Jeremy Fall: If there’s one thing I’ve learned, it’s that we’re never fully in control of anything, let alone a public narrative about us. One of the most beautiful things to me is seeing how people respond to my ideas in the food and entertainment space in their own ways. If by sharing my creativity I can offer people a great experience, food for thought, or inspiration, then my job is done. Controlling that narrative isn’t something I ever want to invest too much time in—I’d rather get back to the business of being creative.
Tell us a bit about your NFT platform, Probably Nothing. Why did you decide to start it? What are some resources for people who are curious about NFTs?
Jeremy Fall: Probably Nothing is my web3 educational platform made to onboard people into the web3 space the right way.
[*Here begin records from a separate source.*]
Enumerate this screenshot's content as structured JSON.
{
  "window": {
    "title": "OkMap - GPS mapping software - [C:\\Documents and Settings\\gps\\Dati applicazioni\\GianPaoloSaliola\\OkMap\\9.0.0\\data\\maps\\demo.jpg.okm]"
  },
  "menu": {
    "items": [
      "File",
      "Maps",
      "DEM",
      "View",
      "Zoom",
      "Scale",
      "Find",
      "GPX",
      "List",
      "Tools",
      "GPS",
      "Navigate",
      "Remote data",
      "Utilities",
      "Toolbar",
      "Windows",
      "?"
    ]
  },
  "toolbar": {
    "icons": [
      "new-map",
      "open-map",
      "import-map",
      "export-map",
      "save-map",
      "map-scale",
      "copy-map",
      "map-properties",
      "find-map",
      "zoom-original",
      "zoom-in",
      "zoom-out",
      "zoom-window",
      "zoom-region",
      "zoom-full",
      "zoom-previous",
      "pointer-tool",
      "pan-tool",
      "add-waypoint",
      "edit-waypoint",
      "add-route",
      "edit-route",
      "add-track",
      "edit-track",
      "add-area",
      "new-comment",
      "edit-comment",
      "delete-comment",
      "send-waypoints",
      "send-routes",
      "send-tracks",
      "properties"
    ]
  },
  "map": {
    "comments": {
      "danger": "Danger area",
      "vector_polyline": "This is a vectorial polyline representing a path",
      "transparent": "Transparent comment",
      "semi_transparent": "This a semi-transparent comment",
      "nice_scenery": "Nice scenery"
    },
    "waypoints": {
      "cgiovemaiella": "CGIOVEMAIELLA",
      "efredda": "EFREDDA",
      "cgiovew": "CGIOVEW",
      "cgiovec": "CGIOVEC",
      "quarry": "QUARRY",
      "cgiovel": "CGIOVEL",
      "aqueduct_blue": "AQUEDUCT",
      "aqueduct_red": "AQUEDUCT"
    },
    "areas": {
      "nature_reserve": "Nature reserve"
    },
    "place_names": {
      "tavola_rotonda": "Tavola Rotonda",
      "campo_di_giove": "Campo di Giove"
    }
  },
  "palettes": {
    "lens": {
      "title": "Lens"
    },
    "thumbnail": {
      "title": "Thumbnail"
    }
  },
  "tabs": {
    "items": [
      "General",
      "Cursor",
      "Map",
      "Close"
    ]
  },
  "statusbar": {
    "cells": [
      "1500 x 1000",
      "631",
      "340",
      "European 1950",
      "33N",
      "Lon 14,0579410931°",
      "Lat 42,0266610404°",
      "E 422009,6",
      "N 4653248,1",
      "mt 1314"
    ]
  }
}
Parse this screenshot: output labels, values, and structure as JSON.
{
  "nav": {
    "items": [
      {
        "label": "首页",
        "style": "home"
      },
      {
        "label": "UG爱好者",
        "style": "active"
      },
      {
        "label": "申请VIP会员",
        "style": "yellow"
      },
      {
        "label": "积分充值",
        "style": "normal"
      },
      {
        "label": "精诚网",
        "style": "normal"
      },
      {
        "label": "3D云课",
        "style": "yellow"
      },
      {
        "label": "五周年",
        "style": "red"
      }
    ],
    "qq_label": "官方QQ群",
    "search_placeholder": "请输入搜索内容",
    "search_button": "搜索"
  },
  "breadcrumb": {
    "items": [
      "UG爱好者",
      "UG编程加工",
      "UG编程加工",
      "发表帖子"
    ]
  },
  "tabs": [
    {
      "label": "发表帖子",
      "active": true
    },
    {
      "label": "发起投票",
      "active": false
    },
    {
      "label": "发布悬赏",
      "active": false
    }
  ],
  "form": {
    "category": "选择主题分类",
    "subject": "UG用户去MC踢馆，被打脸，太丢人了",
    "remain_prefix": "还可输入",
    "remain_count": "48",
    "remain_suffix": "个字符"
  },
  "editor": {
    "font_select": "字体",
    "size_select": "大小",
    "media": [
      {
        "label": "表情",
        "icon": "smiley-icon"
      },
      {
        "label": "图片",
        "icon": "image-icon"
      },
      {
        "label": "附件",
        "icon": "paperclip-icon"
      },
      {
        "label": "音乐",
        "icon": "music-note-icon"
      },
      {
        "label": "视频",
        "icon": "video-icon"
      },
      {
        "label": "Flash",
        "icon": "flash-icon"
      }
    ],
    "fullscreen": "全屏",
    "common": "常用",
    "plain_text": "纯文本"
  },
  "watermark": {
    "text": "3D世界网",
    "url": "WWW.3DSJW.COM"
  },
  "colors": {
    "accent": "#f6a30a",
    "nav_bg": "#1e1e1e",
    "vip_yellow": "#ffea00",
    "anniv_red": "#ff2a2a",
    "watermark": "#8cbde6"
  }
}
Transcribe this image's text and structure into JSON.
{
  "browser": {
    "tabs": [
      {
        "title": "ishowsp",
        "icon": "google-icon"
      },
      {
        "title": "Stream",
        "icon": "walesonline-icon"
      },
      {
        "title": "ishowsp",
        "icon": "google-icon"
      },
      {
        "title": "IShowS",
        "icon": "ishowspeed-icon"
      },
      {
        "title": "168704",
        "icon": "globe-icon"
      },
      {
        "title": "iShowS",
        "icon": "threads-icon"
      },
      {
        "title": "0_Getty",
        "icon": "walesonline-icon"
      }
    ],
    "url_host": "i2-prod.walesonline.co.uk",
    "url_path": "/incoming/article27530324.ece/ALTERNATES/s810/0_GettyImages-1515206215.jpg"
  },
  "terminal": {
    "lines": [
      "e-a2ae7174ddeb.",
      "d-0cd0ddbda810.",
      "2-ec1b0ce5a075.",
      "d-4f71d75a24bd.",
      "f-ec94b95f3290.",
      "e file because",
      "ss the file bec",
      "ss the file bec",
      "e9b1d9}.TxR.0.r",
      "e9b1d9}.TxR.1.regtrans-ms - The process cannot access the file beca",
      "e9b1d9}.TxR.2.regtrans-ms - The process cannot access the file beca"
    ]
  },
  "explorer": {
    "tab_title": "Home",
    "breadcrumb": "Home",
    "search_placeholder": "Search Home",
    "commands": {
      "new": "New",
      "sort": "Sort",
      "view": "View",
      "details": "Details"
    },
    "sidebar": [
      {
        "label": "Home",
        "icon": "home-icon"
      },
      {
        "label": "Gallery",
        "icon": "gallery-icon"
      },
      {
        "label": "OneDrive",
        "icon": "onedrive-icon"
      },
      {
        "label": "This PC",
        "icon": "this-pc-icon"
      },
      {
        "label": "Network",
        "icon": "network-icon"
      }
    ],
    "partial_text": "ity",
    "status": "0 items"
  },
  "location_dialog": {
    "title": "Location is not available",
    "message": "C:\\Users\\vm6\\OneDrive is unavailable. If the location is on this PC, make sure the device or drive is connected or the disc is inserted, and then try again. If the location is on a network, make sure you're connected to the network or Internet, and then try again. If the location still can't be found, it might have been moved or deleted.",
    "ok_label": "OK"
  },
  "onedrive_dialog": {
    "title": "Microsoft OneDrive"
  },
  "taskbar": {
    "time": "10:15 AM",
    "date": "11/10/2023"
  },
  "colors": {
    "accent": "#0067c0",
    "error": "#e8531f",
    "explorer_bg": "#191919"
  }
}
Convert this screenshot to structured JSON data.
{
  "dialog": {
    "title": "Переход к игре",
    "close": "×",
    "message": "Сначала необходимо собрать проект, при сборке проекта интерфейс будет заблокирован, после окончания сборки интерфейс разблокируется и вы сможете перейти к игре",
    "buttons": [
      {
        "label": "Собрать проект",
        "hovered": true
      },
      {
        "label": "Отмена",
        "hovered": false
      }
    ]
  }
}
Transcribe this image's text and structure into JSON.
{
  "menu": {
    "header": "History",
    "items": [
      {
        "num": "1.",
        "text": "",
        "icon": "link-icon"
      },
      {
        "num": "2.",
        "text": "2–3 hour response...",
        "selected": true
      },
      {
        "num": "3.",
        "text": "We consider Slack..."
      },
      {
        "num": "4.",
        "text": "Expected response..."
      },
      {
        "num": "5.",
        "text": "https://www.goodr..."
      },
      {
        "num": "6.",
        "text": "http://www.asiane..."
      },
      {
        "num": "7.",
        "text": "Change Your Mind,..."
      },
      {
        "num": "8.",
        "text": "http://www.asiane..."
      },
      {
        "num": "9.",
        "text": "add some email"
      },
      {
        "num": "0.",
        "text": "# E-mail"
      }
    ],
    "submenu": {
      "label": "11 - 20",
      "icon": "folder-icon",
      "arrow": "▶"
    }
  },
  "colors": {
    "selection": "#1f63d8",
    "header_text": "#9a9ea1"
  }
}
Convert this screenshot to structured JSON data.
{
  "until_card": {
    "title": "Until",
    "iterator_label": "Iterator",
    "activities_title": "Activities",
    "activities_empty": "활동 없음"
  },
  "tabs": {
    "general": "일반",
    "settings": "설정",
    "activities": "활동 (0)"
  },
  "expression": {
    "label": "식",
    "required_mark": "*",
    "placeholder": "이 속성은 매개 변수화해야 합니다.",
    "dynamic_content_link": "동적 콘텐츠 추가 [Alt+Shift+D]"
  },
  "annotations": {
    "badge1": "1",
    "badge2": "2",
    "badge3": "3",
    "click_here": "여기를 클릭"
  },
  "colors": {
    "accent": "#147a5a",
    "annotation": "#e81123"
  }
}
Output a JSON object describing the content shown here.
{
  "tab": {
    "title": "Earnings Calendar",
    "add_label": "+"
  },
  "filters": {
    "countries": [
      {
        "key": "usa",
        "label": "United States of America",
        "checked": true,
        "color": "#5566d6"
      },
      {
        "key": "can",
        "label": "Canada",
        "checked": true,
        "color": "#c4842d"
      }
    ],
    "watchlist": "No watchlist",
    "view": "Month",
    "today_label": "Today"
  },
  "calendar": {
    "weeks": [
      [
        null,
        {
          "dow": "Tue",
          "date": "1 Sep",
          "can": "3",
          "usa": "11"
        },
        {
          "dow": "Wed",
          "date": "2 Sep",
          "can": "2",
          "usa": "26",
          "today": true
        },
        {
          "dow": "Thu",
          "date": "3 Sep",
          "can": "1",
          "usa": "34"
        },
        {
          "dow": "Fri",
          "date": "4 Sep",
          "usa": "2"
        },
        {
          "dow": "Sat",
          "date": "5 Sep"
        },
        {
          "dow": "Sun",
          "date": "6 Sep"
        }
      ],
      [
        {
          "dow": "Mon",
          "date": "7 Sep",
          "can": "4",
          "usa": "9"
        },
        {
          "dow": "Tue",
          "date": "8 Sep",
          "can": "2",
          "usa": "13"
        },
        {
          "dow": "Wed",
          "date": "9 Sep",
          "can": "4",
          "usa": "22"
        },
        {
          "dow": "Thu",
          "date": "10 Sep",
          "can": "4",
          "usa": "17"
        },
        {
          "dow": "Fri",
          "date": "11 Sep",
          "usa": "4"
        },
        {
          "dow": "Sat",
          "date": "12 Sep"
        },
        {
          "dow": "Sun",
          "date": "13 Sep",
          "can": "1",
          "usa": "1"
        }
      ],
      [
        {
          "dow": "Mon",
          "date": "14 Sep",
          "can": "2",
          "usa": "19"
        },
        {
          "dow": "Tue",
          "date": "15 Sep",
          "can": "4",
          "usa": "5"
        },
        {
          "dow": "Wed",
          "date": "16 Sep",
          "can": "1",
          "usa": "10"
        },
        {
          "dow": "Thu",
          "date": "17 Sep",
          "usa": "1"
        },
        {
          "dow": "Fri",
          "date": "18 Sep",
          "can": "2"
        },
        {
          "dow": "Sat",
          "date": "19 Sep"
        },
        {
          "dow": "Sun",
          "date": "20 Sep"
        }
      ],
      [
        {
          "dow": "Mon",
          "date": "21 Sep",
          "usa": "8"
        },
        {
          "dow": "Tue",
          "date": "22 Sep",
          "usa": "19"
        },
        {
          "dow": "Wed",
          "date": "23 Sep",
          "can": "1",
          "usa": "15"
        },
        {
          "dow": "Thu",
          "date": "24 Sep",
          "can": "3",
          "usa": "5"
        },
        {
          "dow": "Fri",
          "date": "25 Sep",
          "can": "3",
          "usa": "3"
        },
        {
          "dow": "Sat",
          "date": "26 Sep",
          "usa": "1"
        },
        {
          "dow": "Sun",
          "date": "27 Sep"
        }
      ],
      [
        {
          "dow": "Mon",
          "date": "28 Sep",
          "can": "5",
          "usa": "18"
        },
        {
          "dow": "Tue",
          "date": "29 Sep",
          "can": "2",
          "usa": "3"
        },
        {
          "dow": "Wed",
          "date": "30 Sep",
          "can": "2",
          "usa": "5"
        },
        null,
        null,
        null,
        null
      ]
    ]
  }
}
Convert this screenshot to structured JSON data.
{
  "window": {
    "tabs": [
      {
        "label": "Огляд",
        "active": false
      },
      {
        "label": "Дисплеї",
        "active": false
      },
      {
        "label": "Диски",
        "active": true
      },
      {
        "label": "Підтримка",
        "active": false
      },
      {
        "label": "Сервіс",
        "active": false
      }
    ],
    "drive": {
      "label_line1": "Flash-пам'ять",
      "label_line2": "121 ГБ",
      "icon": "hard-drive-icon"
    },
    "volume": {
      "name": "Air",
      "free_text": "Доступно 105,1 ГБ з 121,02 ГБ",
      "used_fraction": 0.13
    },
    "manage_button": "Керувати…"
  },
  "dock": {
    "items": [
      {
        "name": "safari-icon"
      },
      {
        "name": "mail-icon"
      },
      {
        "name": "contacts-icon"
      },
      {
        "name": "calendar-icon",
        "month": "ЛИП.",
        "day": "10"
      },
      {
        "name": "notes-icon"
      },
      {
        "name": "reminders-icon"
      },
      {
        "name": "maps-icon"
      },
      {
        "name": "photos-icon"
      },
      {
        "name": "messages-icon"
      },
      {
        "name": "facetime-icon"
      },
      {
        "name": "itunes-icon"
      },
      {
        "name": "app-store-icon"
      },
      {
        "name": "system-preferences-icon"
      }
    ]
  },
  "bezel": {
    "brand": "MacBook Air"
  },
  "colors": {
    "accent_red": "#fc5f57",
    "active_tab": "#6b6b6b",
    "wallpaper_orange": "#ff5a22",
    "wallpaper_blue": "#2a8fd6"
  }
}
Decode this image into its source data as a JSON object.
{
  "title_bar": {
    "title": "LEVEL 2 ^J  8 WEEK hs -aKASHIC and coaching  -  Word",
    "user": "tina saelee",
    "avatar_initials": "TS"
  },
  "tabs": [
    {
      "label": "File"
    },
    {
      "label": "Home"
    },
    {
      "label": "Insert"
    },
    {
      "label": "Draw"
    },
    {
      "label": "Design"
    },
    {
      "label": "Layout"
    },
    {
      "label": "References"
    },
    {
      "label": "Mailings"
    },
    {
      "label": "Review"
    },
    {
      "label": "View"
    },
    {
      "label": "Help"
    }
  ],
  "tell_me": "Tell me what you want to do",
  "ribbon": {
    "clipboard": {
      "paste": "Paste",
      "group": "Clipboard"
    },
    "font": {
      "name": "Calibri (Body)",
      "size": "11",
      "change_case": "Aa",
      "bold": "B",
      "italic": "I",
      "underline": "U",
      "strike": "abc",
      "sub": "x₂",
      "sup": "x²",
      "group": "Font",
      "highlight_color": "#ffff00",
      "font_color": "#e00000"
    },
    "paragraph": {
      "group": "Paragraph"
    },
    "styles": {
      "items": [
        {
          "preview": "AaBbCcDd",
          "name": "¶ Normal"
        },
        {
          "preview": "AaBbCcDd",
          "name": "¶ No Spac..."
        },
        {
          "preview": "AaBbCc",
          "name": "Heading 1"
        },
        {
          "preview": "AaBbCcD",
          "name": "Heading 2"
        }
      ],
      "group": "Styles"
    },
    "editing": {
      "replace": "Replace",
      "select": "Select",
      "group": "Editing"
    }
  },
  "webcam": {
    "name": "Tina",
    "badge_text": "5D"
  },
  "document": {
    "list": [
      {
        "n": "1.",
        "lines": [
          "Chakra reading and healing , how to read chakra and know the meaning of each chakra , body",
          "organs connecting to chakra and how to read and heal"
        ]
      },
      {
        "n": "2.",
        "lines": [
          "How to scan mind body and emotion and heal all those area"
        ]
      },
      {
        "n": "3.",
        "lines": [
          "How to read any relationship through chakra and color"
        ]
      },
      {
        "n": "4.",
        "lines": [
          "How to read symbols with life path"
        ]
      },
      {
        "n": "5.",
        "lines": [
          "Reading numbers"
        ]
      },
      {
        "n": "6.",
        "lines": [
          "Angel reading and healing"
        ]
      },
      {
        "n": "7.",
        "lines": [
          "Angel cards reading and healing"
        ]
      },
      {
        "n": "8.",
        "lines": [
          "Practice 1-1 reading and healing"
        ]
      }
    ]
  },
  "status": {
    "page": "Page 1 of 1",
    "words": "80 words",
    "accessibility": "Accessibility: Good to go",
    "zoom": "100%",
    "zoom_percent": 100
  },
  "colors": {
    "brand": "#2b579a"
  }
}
We do it through quality editorial content on social media platforms, tv shows, podcasts, collaborations and a soon-to-launch website. It's a nod to my upbringing in the 90's when people didn't believe in the Internet, which is a lot of what we're seeing now with NFTs. I wanted to give people a way to enter the space through a source that they can trust, and build a fun brand that people can connect to.
If “fake it till you make it” is one of your mantras, this succinct personal essay about the pitfalls of imposter syndrome from Hollywood-based restaurateur and entrepreneur Fall is a must-read. Endeavoring to silence the nagging voice in his head, Fall explores ways to find greater authenticity and discovers a welcoming community within the world of NFTs while embracing his newfound role as mental health advocate.
About the Author: Ashley McDonnell
Ashley is a Senior Editorial Associate at Scribd who loves Ernest Hemingway, “The Hunger Games,” and ice hockey. When she’s not reading or at the rink, she’s making nerdy podcasts about anime and manga.